#### [WHAT NEEDS TO BE DONE]
A word-for-word copy of the data, pictures excluded, is what this task asks for.

#### [PROVIDED ENTRIES]
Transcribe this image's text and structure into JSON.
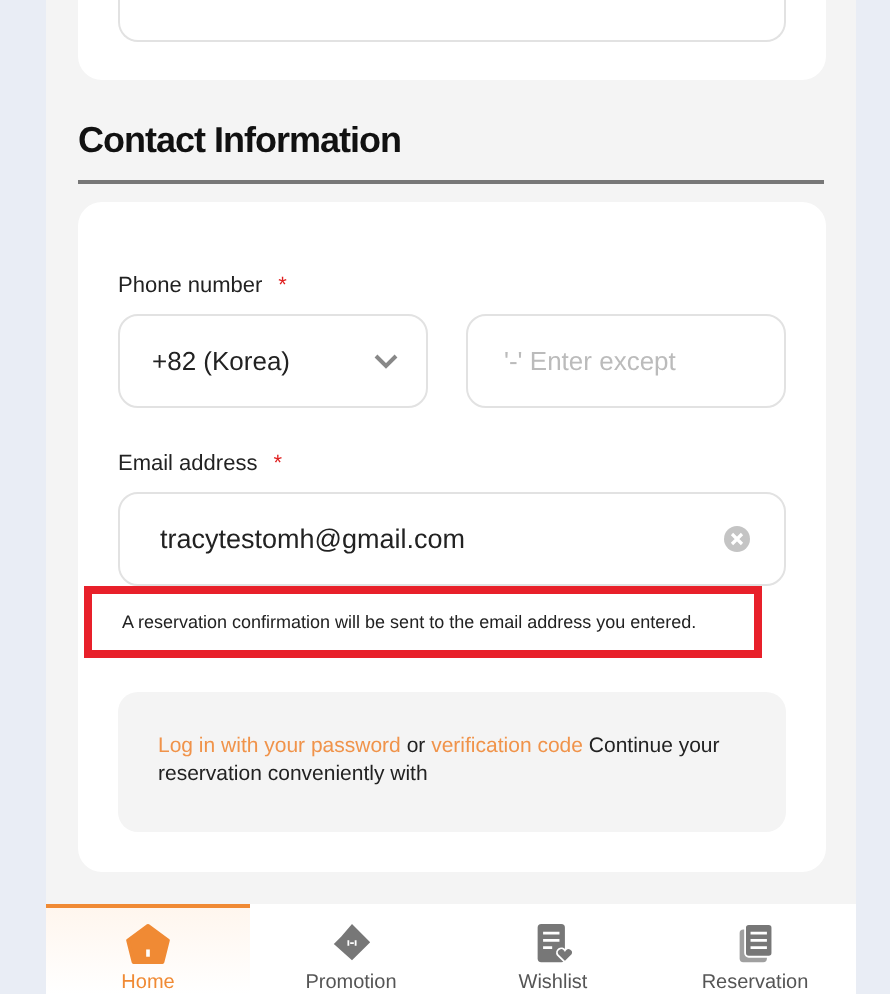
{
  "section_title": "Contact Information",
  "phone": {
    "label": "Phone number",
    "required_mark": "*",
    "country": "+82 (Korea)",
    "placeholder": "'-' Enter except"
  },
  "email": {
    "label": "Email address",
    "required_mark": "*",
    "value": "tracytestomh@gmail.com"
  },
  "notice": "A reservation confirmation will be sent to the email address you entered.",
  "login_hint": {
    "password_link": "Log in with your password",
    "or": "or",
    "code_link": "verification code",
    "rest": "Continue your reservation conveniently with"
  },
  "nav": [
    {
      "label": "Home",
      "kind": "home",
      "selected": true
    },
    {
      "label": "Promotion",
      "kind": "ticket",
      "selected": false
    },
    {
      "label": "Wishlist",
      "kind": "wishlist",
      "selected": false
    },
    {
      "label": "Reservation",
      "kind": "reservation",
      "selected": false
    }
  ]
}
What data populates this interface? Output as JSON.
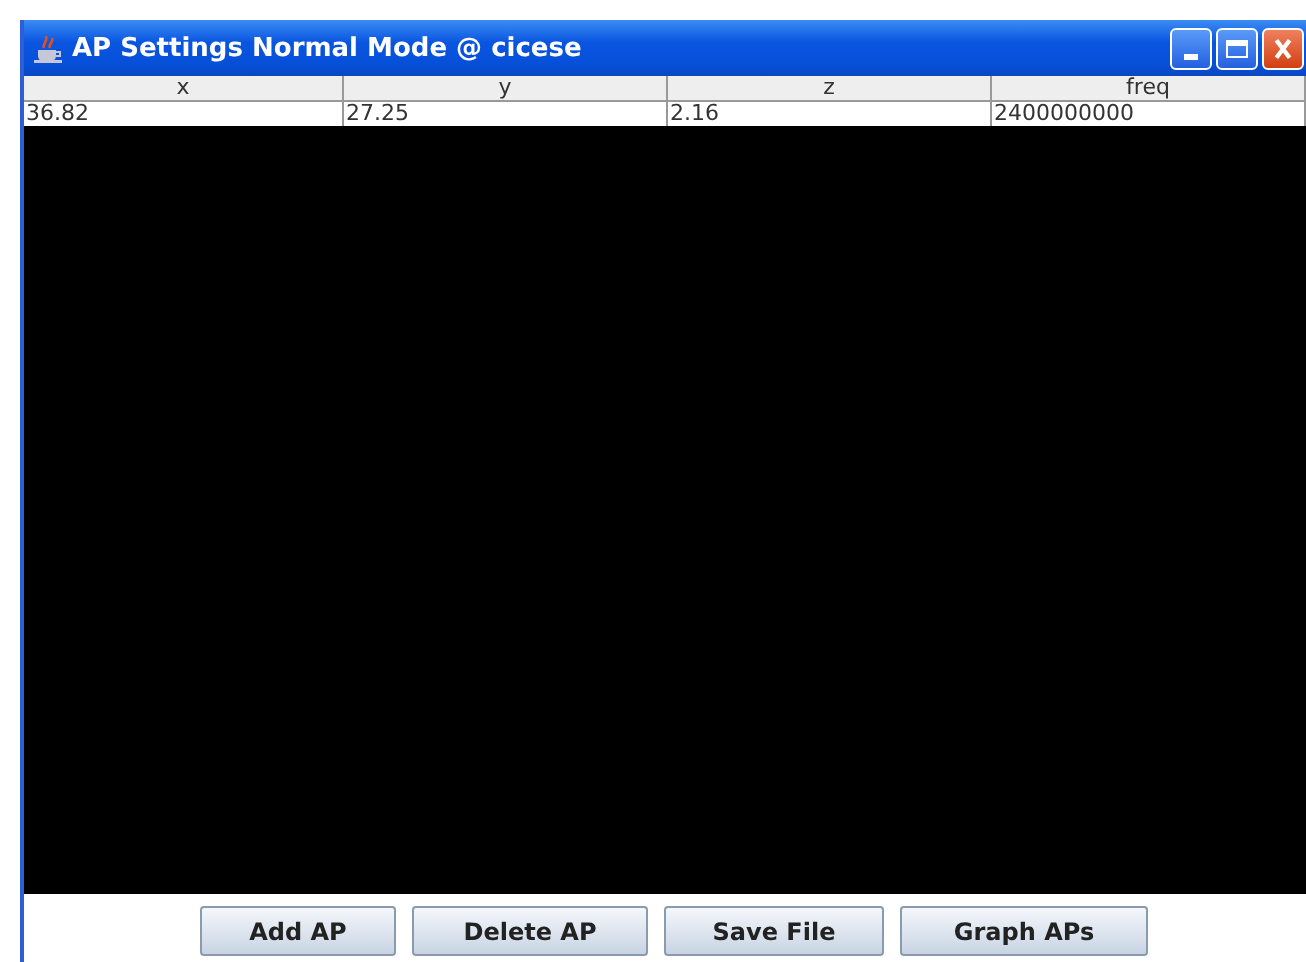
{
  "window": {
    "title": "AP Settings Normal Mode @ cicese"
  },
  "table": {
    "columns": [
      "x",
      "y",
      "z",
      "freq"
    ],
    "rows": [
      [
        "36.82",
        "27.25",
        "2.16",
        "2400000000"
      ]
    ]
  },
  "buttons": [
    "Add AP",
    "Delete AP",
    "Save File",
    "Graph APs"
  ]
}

#### [ANSWER TO THIS PROBLEM]
Transcribe this image's text and structure into JSON.
{
  "section_title": "Contact Information",
  "phone": {
    "label": "Phone number",
    "required_mark": "*",
    "country": "+82 (Korea)",
    "placeholder": "'-' Enter except"
  },
  "email": {
    "label": "Email address",
    "required_mark": "*",
    "value": "tracytestomh@gmail.com"
  },
  "notice": "A reservation confirmation will be sent to the email address you entered.",
  "login_hint": {
    "password_link": "Log in with your password",
    "or": "or",
    "code_link": "verification code",
    "rest": "Continue your reservation conveniently with"
  },
  "nav": [
    {
      "label": "Home",
      "kind": "home",
      "selected": true
    },
    {
      "label": "Promotion",
      "kind": "ticket",
      "selected": false
    },
    {
      "label": "Wishlist",
      "kind": "wishlist",
      "selected": false
    },
    {
      "label": "Reservation",
      "kind": "reservation",
      "selected": false
    }
  ]
}
What data populates this interface? Output as JSON.
{
  "window": {
    "title": "AP Settings Normal Mode @ cicese"
  },
  "table": {
    "columns": [
      "x",
      "y",
      "z",
      "freq"
    ],
    "rows": [
      [
        "36.82",
        "27.25",
        "2.16",
        "2400000000"
      ]
    ]
  },
  "buttons": [
    "Add AP",
    "Delete AP",
    "Save File",
    "Graph APs"
  ]
}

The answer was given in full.